Kari Lake just keeps losing.
Last year’s GOP nominee for governor in Arizona, she is persisting with her challenges in court to the victory in that race of Democratic pick Katie Hobbs, who took office in early January and has been serving ever since. Now, having reached the state Supreme Court, Justices there have declined to revive all but one of the claims Lake brought, sending a contention from the defeated Republican about the process of verifying the signatures with mail-in ballots back to a trial court for review.
The Arizona Supreme Court’s decision on that specific matter doesn’t indicate that the judges saw any veracity to the merits of Lake’s allegation, which was that local authorities included ballots submitted without properly vetted signatures in the count. The high court simply concluded the claim had been improperly set aside based on certain interpretations of procedural rules.

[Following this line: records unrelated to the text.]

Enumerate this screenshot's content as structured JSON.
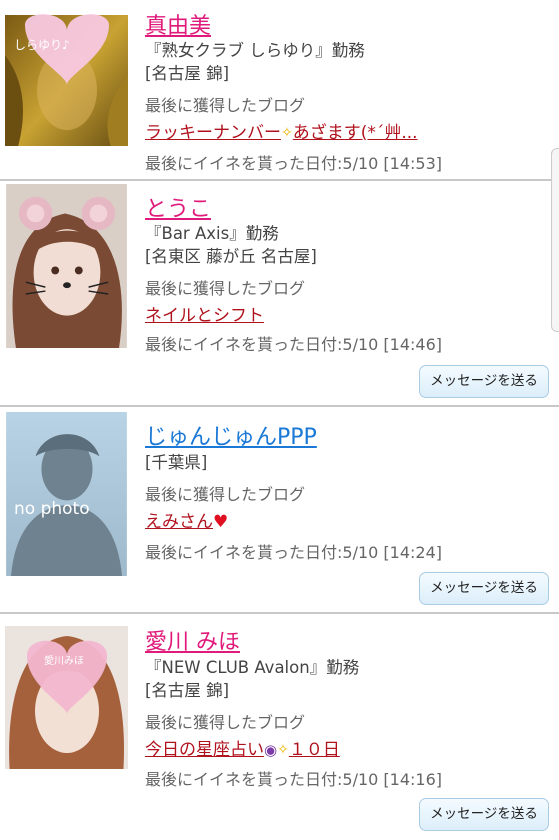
{
  "cards": [
    {
      "name": "真由美",
      "shop": "『熟女クラブ しらゆり』勤務",
      "area": "[名古屋 錦]",
      "blog_label": "最後に獲得したブログ",
      "blog_title_a": "ラッキーナンバー",
      "blog_title_b": "あざます(*´艸...",
      "date_line": "最後にイイネを貰った日付:5/10 [14:53]",
      "thumb_text": "しらゆり♪"
    },
    {
      "name": "とうこ",
      "shop": "『Bar Axis』勤務",
      "area": "[名東区 藤が丘 名古屋]",
      "blog_label": "最後に獲得したブログ",
      "blog_title": "ネイルとシフト",
      "date_line": "最後にイイネを貰った日付:5/10 [14:46]",
      "button": "メッセージを送る"
    },
    {
      "name": "じゅんじゅんPPP",
      "area": "[千葉県]",
      "blog_label": "最後に獲得したブログ",
      "blog_title": "えみさん",
      "date_line": "最後にイイネを貰った日付:5/10 [14:24]",
      "button": "メッセージを送る",
      "thumb_text": "no photo"
    },
    {
      "name": "愛川 みほ",
      "shop": "『NEW CLUB Avalon』勤務",
      "area": "[名古屋 錦]",
      "blog_label": "最後に獲得したブログ",
      "blog_title_a": "今日の星座占い",
      "blog_title_b": "１０日",
      "date_line": "最後にイイネを貰った日付:5/10 [14:16]",
      "button": "メッセージを送る",
      "thumb_text": "愛川みほ"
    }
  ],
  "colors": {
    "name_pink": "#e01a7a",
    "name_blue": "#1a78d6",
    "blog_red": "#b0121d",
    "divider": "#c8c8c8"
  }
}
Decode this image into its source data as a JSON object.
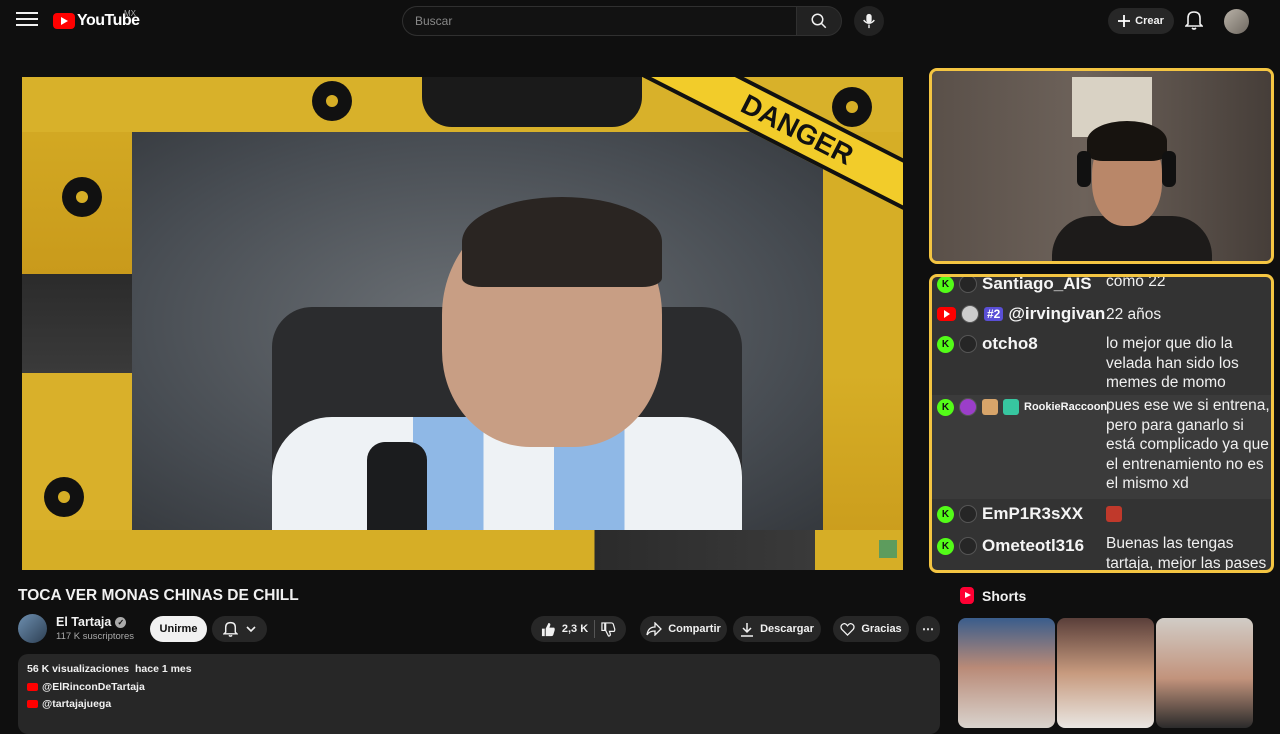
{
  "header": {
    "logo_text": "YouTube",
    "country": "MX",
    "search_placeholder": "Buscar",
    "create_label": "Crear"
  },
  "player": {
    "overlay_text": "DANGER"
  },
  "chat": {
    "messages": [
      {
        "platform": "kick",
        "user": "Santiago_AIS",
        "text": "como 22"
      },
      {
        "platform": "youtube",
        "badge": "#2",
        "user": "@irvingivan",
        "text": "22 años"
      },
      {
        "platform": "kick",
        "user": "otcho8",
        "text": "lo mejor que dio la velada han sido los memes de momo"
      },
      {
        "platform": "kick",
        "user": "RookieRaccoon",
        "text": "pues ese we si entrena, pero para ganarlo si está complicado ya que el entrenamiento no es el mismo xd"
      },
      {
        "platform": "kick",
        "user": "EmP1R3sXX",
        "text": ""
      },
      {
        "platform": "kick",
        "user": "Ometeotl316",
        "text": "Buenas las tengas tartaja, mejor las pases"
      }
    ]
  },
  "video": {
    "title": "TOCA VER MONAS CHINAS DE CHILL",
    "channel_name": "El Tartaja",
    "subscribers": "117 K suscriptores",
    "join_label": "Unirme",
    "likes": "2,3 K",
    "share_label": "Compartir",
    "download_label": "Descargar",
    "thanks_label": "Gracias"
  },
  "description": {
    "views": "56 K visualizaciones",
    "date": "hace 1 mes",
    "links": [
      "@ElRinconDeTartaja",
      "@tartajajuega"
    ]
  },
  "shorts": {
    "heading": "Shorts"
  },
  "colors": {
    "accent_frame": "#f4c542",
    "kick_green": "#53fc18",
    "youtube_red": "#ff0000"
  }
}
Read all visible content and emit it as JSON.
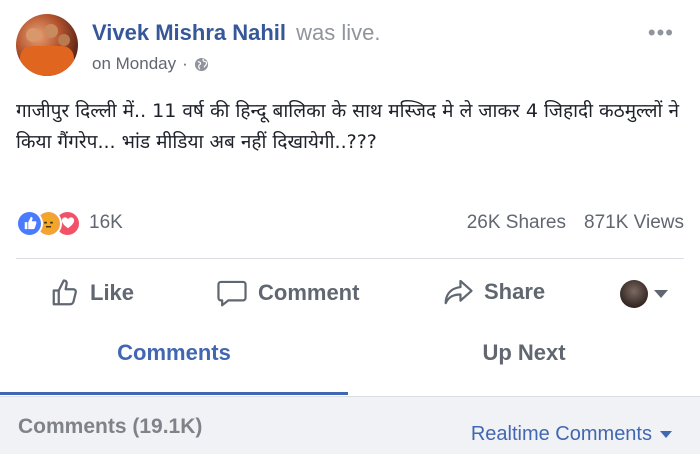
{
  "post": {
    "author": "Vivek Mishra Nahil",
    "status": "was live.",
    "timestamp": "on Monday",
    "separator": "·",
    "privacy_icon": "globe-icon",
    "more_label": "•••",
    "text": "गाजीपुर दिल्ली में.. 11 वर्ष की हिन्दू बालिका के साथ मस्जिद मे ले जाकर 4 जिहादी कठमुल्लों ने किया गैंगरेप... भांड मीडिया अब नहीं दिखायेगी..???"
  },
  "stats": {
    "reaction_icons": [
      "like-icon",
      "angry-icon",
      "love-icon"
    ],
    "reaction_count": "16K",
    "shares": "26K Shares",
    "views": "871K Views"
  },
  "actions": {
    "like": "Like",
    "comment": "Comment",
    "share": "Share"
  },
  "tabs": {
    "comments": "Comments",
    "up_next": "Up Next"
  },
  "comments_bar": {
    "count_label": "Comments (19.1K)",
    "sort_label": "Realtime Comments"
  },
  "colors": {
    "link": "#365899",
    "accent": "#4267b2",
    "muted": "#606770",
    "like": "#4a7aff",
    "angry": "#f0a23b",
    "love": "#f25268"
  }
}
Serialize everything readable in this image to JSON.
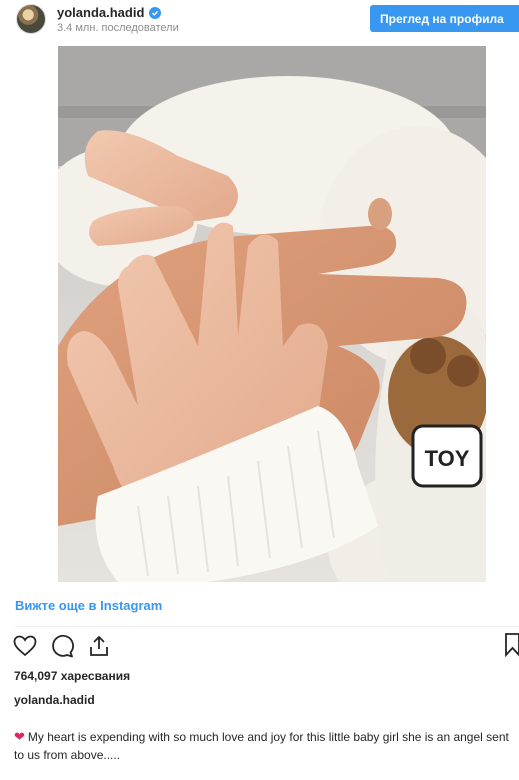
{
  "header": {
    "username": "yolanda.hadid",
    "followers": "3.4 млн. последователи",
    "view_profile_label": "Преглед на профила"
  },
  "post": {
    "view_more_label": "Вижте още в Instagram",
    "likes": "764,097 харесвания",
    "caption_user": "yolanda.hadid",
    "caption_text": "My heart is expending with so much love and joy for this little baby girl she is an angel sent to us from above.....",
    "caption_emoji": "❤"
  },
  "photo": {
    "garment_text": "TOY"
  },
  "icons": {
    "verified": "verified-badge-icon",
    "like": "heart-icon",
    "comment": "comment-icon",
    "share": "share-icon",
    "save": "bookmark-icon"
  },
  "colors": {
    "accent": "#3897f0",
    "text": "#262626",
    "muted": "#8e8e8e",
    "heart": "#e0245e"
  }
}
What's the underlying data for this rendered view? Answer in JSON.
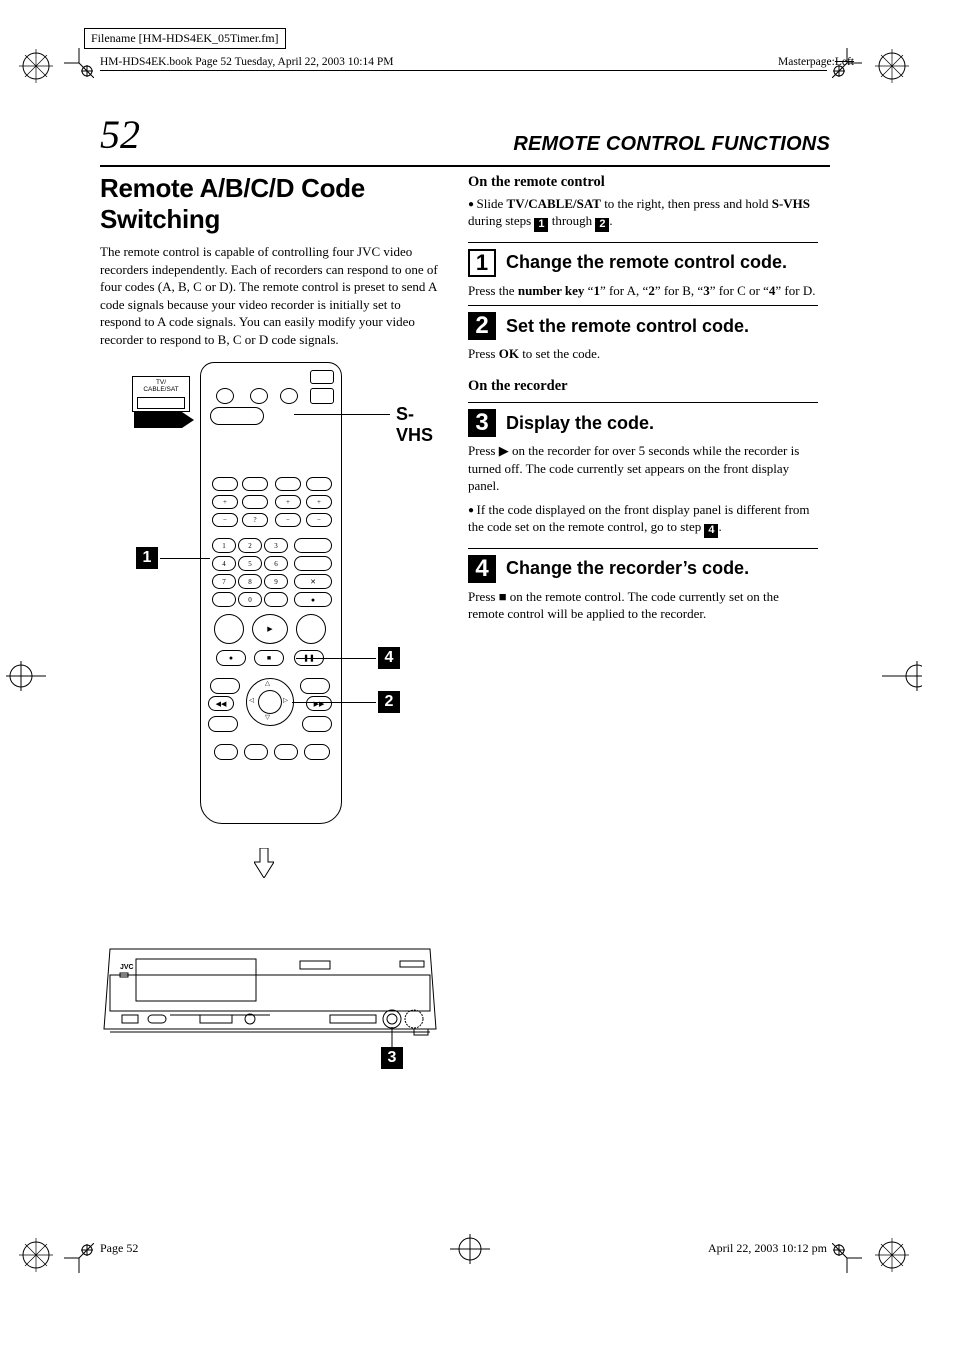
{
  "meta": {
    "filename_box": "Filename [HM-HDS4EK_05Timer.fm]",
    "book_line": "HM-HDS4EK.book  Page 52  Tuesday, April 22, 2003  10:14 PM",
    "masterpage_label": "Masterpage:",
    "masterpage_value": "Left"
  },
  "header": {
    "page_num": "52",
    "section": "REMOTE CONTROL FUNCTIONS"
  },
  "left": {
    "title": "Remote A/B/C/D Code Switching",
    "intro": "The remote control is capable of controlling four JVC video recorders independently. Each of recorders can respond to one of four codes (A, B, C or D). The remote control is preset to send A code signals because your video recorder is initially set to respond to A code signals. You can easily modify your video recorder to respond to B, C or D code signals.",
    "svhs_label": "S-VHS",
    "switch_label": "TV/\nCABLE/SAT"
  },
  "right": {
    "h_remote": "On the remote control",
    "bullet1_pre": "Slide ",
    "bullet1_b1": "TV/CABLE/SAT",
    "bullet1_mid": " to the right, then press and hold ",
    "bullet1_b2": "S-VHS",
    "bullet1_post": " during steps ",
    "bullet1_thru": " through ",
    "bullet1_end": ".",
    "step1_title": "Change the remote control code.",
    "step1_body_a": "Press the ",
    "step1_body_b": "number key",
    "step1_body_c": " “",
    "step1_body_d": "1",
    "step1_body_e": "” for A, “",
    "step1_body_f": "2",
    "step1_body_g": "” for B, “",
    "step1_body_h": "3",
    "step1_body_i": "” for C or “",
    "step1_body_j": "4",
    "step1_body_k": "” for D.",
    "step2_title": "Set the remote control code.",
    "step2_body_a": "Press ",
    "step2_body_b": "OK",
    "step2_body_c": " to set the code.",
    "h_recorder": "On the recorder",
    "step3_title": "Display the code.",
    "step3_body": "Press ▶ on the recorder for over 5 seconds while the recorder is turned off. The code currently set appears on the front display panel.",
    "step3_note_a": "If the code displayed on the front display panel is different from the code set on the remote control, go to step ",
    "step3_note_b": ".",
    "step4_title": "Change the recorder’s code.",
    "step4_body": "Press ■ on the remote control. The code currently set on the remote control will be applied to the recorder."
  },
  "footer": {
    "left": "Page 52",
    "right": "April 22, 2003 10:12 pm"
  },
  "callouts": {
    "c1": "1",
    "c2": "2",
    "c3": "3",
    "c4": "4"
  }
}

The previous idea was that the claim was too belated because Lake was challenging the longstanding rules for handling the signatures with those ballots, but the Supreme Court argued that Lake’s challenge emerging only after the 2022 election was essentially fine. That’s mostly just procedural, though, besides evidencing — contrary to any alternative claims from the far-right — that the judicial system, in constantly and systematically rejecting allegations of widespread election fraud, really has closely examined the issue.
Other claims from Lake that remain defunct include contentions about supposedly widespread disenfranchisement of voters because of problems with printers at polling places on Election Day in Maricopa County and alleged breaches in the established chain of custody for ballots in processing, which ordinarily helps ensure no outside meddling.
Those two claims were originally a subject of the trial held earlier in this case. Lake had wanted to only need to prove her case based on a so-called preponderance of the evidence rather than very specific numbers and showings of intentional misconduct actually targeting the election and enacting substantive changes in those vote totals, meaning she’d have set aside what in reality was the documented will of the people of Arizona in last year’s race for governor because of an ostensibly supported hunch. She has also founded her case on consistent ignorance, pointing in a past argument for the state Supreme Court to have more swiftly taken up her arguments to supposedly high numbers of rejections of ballots at polling places. The figures to which she was trying to point represented individual instances a ballot wasn’t properly read by the machine and showed nothing about whether that ballot was later tabulated onsite or elsewhere.
Image: Gage Skidmore/ Creative Commons